#### [TASK OBJECTIVE]
Which lines of the entries contain the word "lock"? Please list them.

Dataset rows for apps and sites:
▬▬▬▬▬▬▬▬▬▬
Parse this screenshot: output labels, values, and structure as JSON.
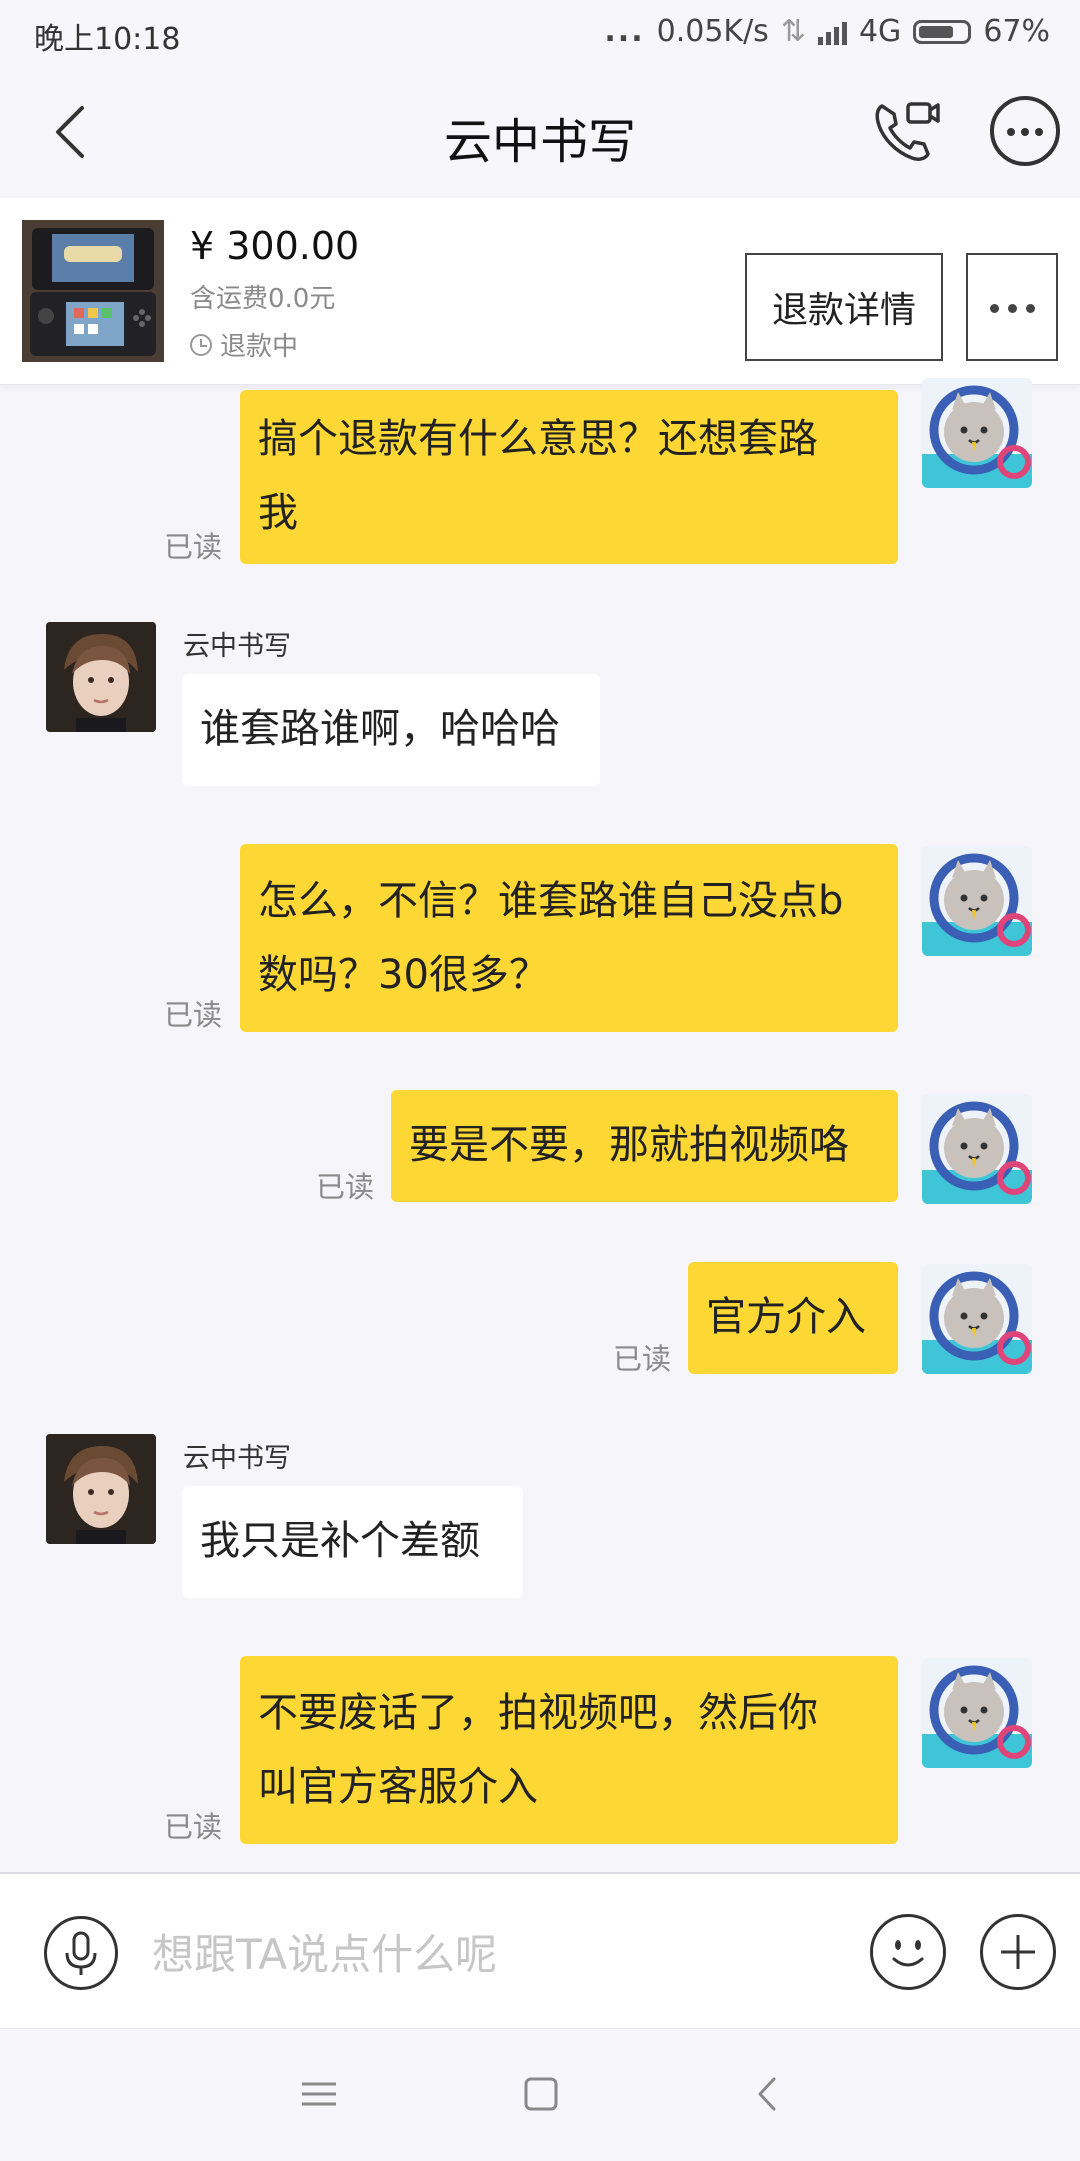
{
  "status_bar": {
    "time": "晚上10:18",
    "dots": "...",
    "speed": "0.05K/s",
    "network": "4G",
    "battery": "67%"
  },
  "header": {
    "title": "云中书写",
    "icons": [
      "back-arrow-icon",
      "phone-video-icon",
      "more-circle-icon"
    ]
  },
  "product": {
    "price": "¥ 300.00",
    "shipping": "含运费0.0元",
    "status": "退款中",
    "refund_detail_label": "退款详情",
    "more_label": "..."
  },
  "read_label": "已读",
  "messages": [
    {
      "from": "me",
      "text": "搞个退款有什么意思？还想套路\n我",
      "read": "已读"
    },
    {
      "from": "them",
      "sender": "云中书写",
      "text": "谁套路谁啊，哈哈哈"
    },
    {
      "from": "me",
      "text": "怎么，不信？谁套路谁自己没点b\n数吗？30很多？",
      "read": "已读"
    },
    {
      "from": "me",
      "text": "要是不要，那就拍视频咯",
      "read": "已读"
    },
    {
      "from": "me",
      "text": "官方介入",
      "read": "已读"
    },
    {
      "from": "them",
      "sender": "云中书写",
      "text": "我只是补个差额"
    },
    {
      "from": "me",
      "text": "不要废话了，拍视频吧，然后你\n叫官方客服介入",
      "read": "已读"
    }
  ],
  "input": {
    "placeholder": "想跟TA说点什么呢"
  },
  "colors": {
    "my_bubble": "#fdd835",
    "their_bubble": "#ffffff",
    "background": "#f5f5fa"
  }
}
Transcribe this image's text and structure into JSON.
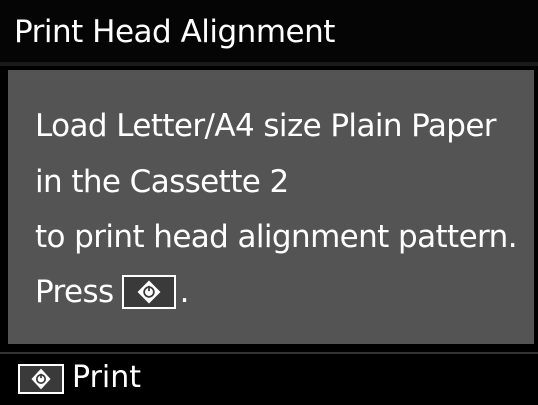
{
  "screen": {
    "title": "Print Head Alignment",
    "message": {
      "line1": "Load Letter/A4 size Plain Paper",
      "line2": "in the Cassette 2",
      "line3": "to print head alignment pattern.",
      "line4_prefix": "Press",
      "line4_suffix": "."
    },
    "footer": {
      "action_label": "Print"
    }
  },
  "icons": {
    "start_button": "start-diamond-icon"
  },
  "colors": {
    "background": "#000000",
    "panel": "#545454",
    "text": "#ffffff"
  }
}
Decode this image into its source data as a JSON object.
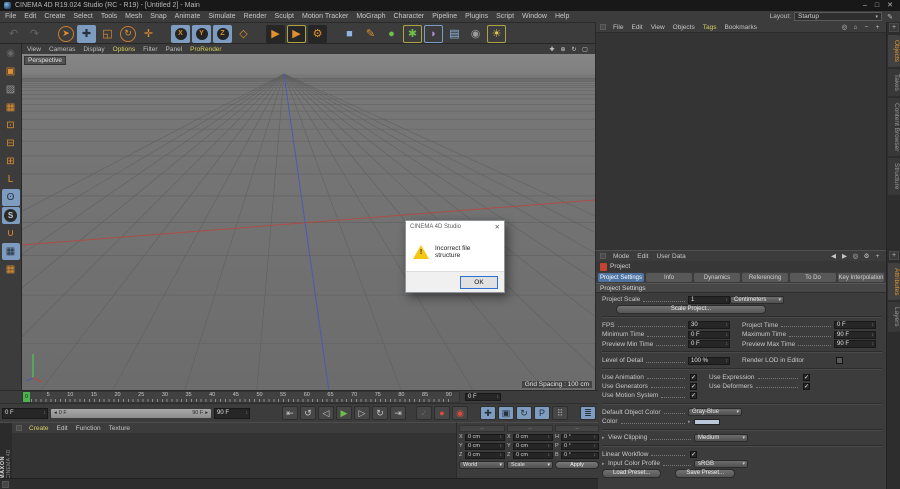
{
  "window": {
    "title": "CINEMA 4D R19.024 Studio (RC - R19) - [Untitled 2] - Main",
    "minimize": "–",
    "maximize": "□",
    "close": "✕"
  },
  "menu_bar": {
    "items": [
      "File",
      "Edit",
      "Create",
      "Select",
      "Tools",
      "Mesh",
      "Snap",
      "Animate",
      "Simulate",
      "Render",
      "Sculpt",
      "Motion Tracker",
      "MoGraph",
      "Character",
      "Pipeline",
      "Plugins",
      "Script",
      "Window",
      "Help"
    ],
    "highlight": [],
    "layout_label": "Layout:",
    "layout_value": "Startup"
  },
  "toolbar": {
    "groups": [
      [
        {
          "name": "undo-icon",
          "tone": "dim"
        },
        {
          "name": "redo-icon",
          "tone": "dim"
        }
      ],
      [
        {
          "name": "live-selection-tool",
          "tone": "orange",
          "ring": true
        },
        {
          "name": "move-tool",
          "active": true
        },
        {
          "name": "scale-tool",
          "tone": "orange"
        },
        {
          "name": "rotate-tool",
          "tone": "orange",
          "ring": true
        },
        {
          "name": "last-used-tool",
          "tone": "orange"
        }
      ],
      [
        {
          "name": "lock-x-axis",
          "axis": true
        },
        {
          "name": "lock-y-axis",
          "axis": true
        },
        {
          "name": "lock-z-axis",
          "axis": true
        },
        {
          "name": "coordinate-system-toggle",
          "tone": "orange"
        }
      ],
      [
        {
          "name": "render-view-button",
          "tone": "orange",
          "dark": true
        },
        {
          "name": "render-picture-viewer-button",
          "tone": "orange",
          "dark": true,
          "frame": "yellow"
        },
        {
          "name": "render-settings-button",
          "tone": "orange",
          "dark": true
        }
      ],
      [
        {
          "name": "add-cube-button",
          "tone": "blue"
        },
        {
          "name": "spline-pen-button",
          "tone": "orange"
        },
        {
          "name": "subdivision-surface-button",
          "tone": "green"
        },
        {
          "name": "generators-button",
          "tone": "green",
          "frame": "yellow"
        },
        {
          "name": "deformers-button",
          "tone": "purple",
          "frame": "blue"
        },
        {
          "name": "environment-button",
          "tone": "blue"
        },
        {
          "name": "camera-button",
          "tone": "dim2"
        },
        {
          "name": "light-button",
          "tone": "yellow",
          "frame": "yellow"
        }
      ]
    ]
  },
  "left_toolbar": {
    "icons": [
      {
        "name": "make-editable-button",
        "tone": "dim"
      },
      {
        "name": "model-mode-button",
        "tone": "orange"
      },
      {
        "name": "texture-mode-button",
        "tone": "dim2"
      },
      {
        "name": "workplane-mode-button",
        "tone": "orange"
      },
      {
        "name": "points-mode-button",
        "tone": "orange"
      },
      {
        "name": "edges-mode-button",
        "tone": "orange"
      },
      {
        "name": "polygons-mode-button",
        "tone": "orange"
      },
      {
        "name": "axis-mode-button",
        "tone": "orange"
      },
      {
        "name": "viewport-solo-button",
        "active": true
      },
      {
        "name": "snap-button",
        "active": true,
        "circ": true
      },
      {
        "name": "enable-snap-button",
        "tone": "orange"
      },
      {
        "name": "lock-workplane-button",
        "active": true
      },
      {
        "name": "planar-workplane-button",
        "tone": "orange"
      }
    ]
  },
  "viewport": {
    "menu": {
      "items": [
        "View",
        "Cameras",
        "Display",
        "Options",
        "Filter",
        "Panel",
        "ProRender"
      ],
      "highlight": [
        "Options",
        "ProRender"
      ]
    },
    "nav_icons": [
      {
        "name": "pan-view-icon"
      },
      {
        "name": "zoom-view-icon"
      },
      {
        "name": "rotate-view-icon"
      },
      {
        "name": "maximize-view-icon"
      }
    ],
    "camera_label": "Perspective",
    "grid_spacing": "Grid Spacing : 100 cm",
    "axis_colors": {
      "x": "#b14a41",
      "y": "#4fc04f",
      "z": "#4a57b5"
    },
    "grid_line_color": "#5c5c5c"
  },
  "dialog": {
    "title": "CINEMA 4D Studio",
    "close": "✕",
    "message": "Incorrect file structure",
    "ok_label": "OK",
    "warning_color": "#f6c712"
  },
  "object_manager": {
    "menu": {
      "items": [
        "File",
        "Edit",
        "View",
        "Objects",
        "Tags",
        "Bookmarks"
      ],
      "highlight": [
        "Tags"
      ]
    },
    "icons": [
      {
        "name": "search-icon"
      },
      {
        "name": "home-icon"
      },
      {
        "name": "minimize-panel-icon"
      },
      {
        "name": "expand-panel-icon"
      }
    ],
    "side_tabs": {
      "items": [
        "Objects",
        "Takes",
        "Content Browser",
        "Structure"
      ],
      "active": "Objects"
    }
  },
  "attribute_manager": {
    "menu": {
      "items": [
        "Mode",
        "Edit",
        "User Data"
      ],
      "highlight": []
    },
    "icons": [
      {
        "name": "back-arrow-icon",
        "tone": "dim"
      },
      {
        "name": "forward-arrow-icon",
        "tone": "dim"
      },
      {
        "name": "search-icon"
      },
      {
        "name": "settings-icon"
      },
      {
        "name": "expand-panel-icon"
      }
    ],
    "object_label": "Project",
    "tabs": {
      "items": [
        "Project Settings",
        "Info",
        "Dynamics",
        "Referencing",
        "To Do",
        "Key Interpolation"
      ],
      "active": "Project Settings"
    },
    "section": "Project Settings",
    "rows": [
      [
        {
          "t": "lbl",
          "v": "Project Scale"
        },
        {
          "t": "fld",
          "v": "1"
        },
        {
          "t": "dd",
          "v": "Centimeters"
        }
      ],
      [
        {
          "t": "btn",
          "v": "Scale Project..."
        }
      ],
      [
        {
          "t": "hr"
        }
      ],
      [
        {
          "t": "lbl",
          "v": "FPS"
        },
        {
          "t": "fld",
          "v": "30"
        },
        {
          "t": "lbl",
          "v": "Project Time"
        },
        {
          "t": "fld",
          "v": "0 F"
        }
      ],
      [
        {
          "t": "lbl",
          "v": "Minimum Time"
        },
        {
          "t": "fld",
          "v": "0 F"
        },
        {
          "t": "lbl",
          "v": "Maximum Time"
        },
        {
          "t": "fld",
          "v": "90 F"
        }
      ],
      [
        {
          "t": "lbl",
          "v": "Preview Min Time"
        },
        {
          "t": "fld",
          "v": "0 F"
        },
        {
          "t": "lbl",
          "v": "Preview Max Time"
        },
        {
          "t": "fld",
          "v": "90 F"
        }
      ],
      [
        {
          "t": "hr"
        }
      ],
      [
        {
          "t": "lbl",
          "v": "Level of Detail"
        },
        {
          "t": "fld",
          "v": "100 %"
        },
        {
          "t": "lbl",
          "v": "Render LOD in Editor",
          "nd": true
        },
        {
          "t": "chk",
          "v": false,
          "dim": true
        }
      ],
      [
        {
          "t": "hr"
        }
      ],
      [
        {
          "t": "lbl",
          "v": "Use Animation"
        },
        {
          "t": "chk",
          "v": true
        },
        {
          "t": "lbl",
          "v": "Use Expression"
        },
        {
          "t": "chk",
          "v": true
        }
      ],
      [
        {
          "t": "lbl",
          "v": "Use Generators"
        },
        {
          "t": "chk",
          "v": true
        },
        {
          "t": "lbl",
          "v": "Use Deformers"
        },
        {
          "t": "chk",
          "v": true
        }
      ],
      [
        {
          "t": "lbl",
          "v": "Use Motion System"
        },
        {
          "t": "chk",
          "v": true
        }
      ],
      [
        {
          "t": "hr"
        }
      ],
      [
        {
          "t": "lbl",
          "v": "Default Object Color"
        },
        {
          "t": "dd",
          "v": "Gray-Blue"
        }
      ],
      [
        {
          "t": "lbl",
          "v": "Color"
        },
        {
          "t": "exp"
        },
        {
          "t": "sw",
          "v": "#b9c7d8"
        }
      ],
      [
        {
          "t": "hr"
        }
      ],
      [
        {
          "t": "exp"
        },
        {
          "t": "lbl",
          "v": "View Clipping"
        },
        {
          "t": "dd",
          "v": "Medium"
        }
      ],
      [
        {
          "t": "hr"
        }
      ],
      [
        {
          "t": "lbl",
          "v": "Linear Workflow"
        },
        {
          "t": "chk",
          "v": true
        }
      ],
      [
        {
          "t": "exp"
        },
        {
          "t": "lbl",
          "v": "Input Color Profile"
        },
        {
          "t": "dd",
          "v": "sRGB"
        }
      ],
      [
        {
          "t": "btn",
          "v": "Load Preset..."
        },
        {
          "t": "btn",
          "v": "Save Preset..."
        }
      ]
    ],
    "side_tabs": {
      "items": [
        "Attributes",
        "Layers"
      ],
      "active": "Attributes"
    }
  },
  "timeline": {
    "ticks": [
      "0",
      "5",
      "10",
      "15",
      "20",
      "25",
      "30",
      "35",
      "40",
      "45",
      "50",
      "55",
      "60",
      "65",
      "70",
      "75",
      "80",
      "85",
      "90"
    ],
    "playhead": "0",
    "frame_field": "0 F"
  },
  "transport": {
    "start_field": "0 F",
    "slider_left": "0 F",
    "slider_right": "90 F",
    "end_field": "90 F",
    "buttons": [
      {
        "name": "go-to-start-button"
      },
      {
        "name": "play-backwards-button"
      },
      {
        "name": "previous-frame-button"
      },
      {
        "name": "play-forwards-button",
        "tone": "green"
      },
      {
        "name": "next-frame-button"
      },
      {
        "name": "loop-button"
      },
      {
        "name": "go-to-end-button"
      },
      {
        "sep": 6
      },
      {
        "name": "record-options-button",
        "tone": "dim"
      },
      {
        "name": "record-keyframe-button",
        "tone": "red"
      },
      {
        "name": "autokeying-button",
        "tone": "red"
      },
      {
        "sep": 8
      },
      {
        "name": "keyframe-position-button",
        "tone": "orange",
        "active": true
      },
      {
        "name": "keyframe-scale-button",
        "tone": "orange",
        "active": true
      },
      {
        "name": "keyframe-rotation-button",
        "tone": "orange",
        "active": true
      },
      {
        "name": "keyframe-parameter-button",
        "tone": "orange",
        "active": true
      },
      {
        "name": "keyframe-pla-button",
        "tone": "dim2"
      },
      {
        "sep": 8
      },
      {
        "name": "keyframe-selection-button",
        "tone": "orange",
        "active": true
      }
    ]
  },
  "material_manager": {
    "menu": {
      "items": [
        "Create",
        "Edit",
        "Function",
        "Texture"
      ],
      "highlight": [
        "Create"
      ]
    },
    "brand_line1": "MAXON",
    "brand_line2": "CINEMA 4D"
  },
  "coordinates": {
    "columns": [
      {
        "header": "–",
        "rows": [
          [
            "X",
            "0 cm"
          ],
          [
            "Y",
            "0 cm"
          ],
          [
            "Z",
            "0 cm"
          ]
        ],
        "footer": {
          "type": "dropdown",
          "value": "World"
        }
      },
      {
        "header": "–",
        "rows": [
          [
            "X",
            "0 cm"
          ],
          [
            "Y",
            "0 cm"
          ],
          [
            "Z",
            "0 cm"
          ]
        ],
        "footer": {
          "type": "dropdown",
          "value": "Scale"
        }
      },
      {
        "header": "–",
        "rows": [
          [
            "H",
            "0 °"
          ],
          [
            "P",
            "0 °"
          ],
          [
            "B",
            "0 °"
          ]
        ],
        "footer": {
          "type": "button",
          "value": "Apply"
        }
      }
    ]
  }
}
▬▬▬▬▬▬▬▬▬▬
#### [ANSWER SECTION]
          "name": "lock-x-axis",
          "name": "lock-y-axis",
          "name": "lock-z-axis",
        "name": "lock-workplane-button",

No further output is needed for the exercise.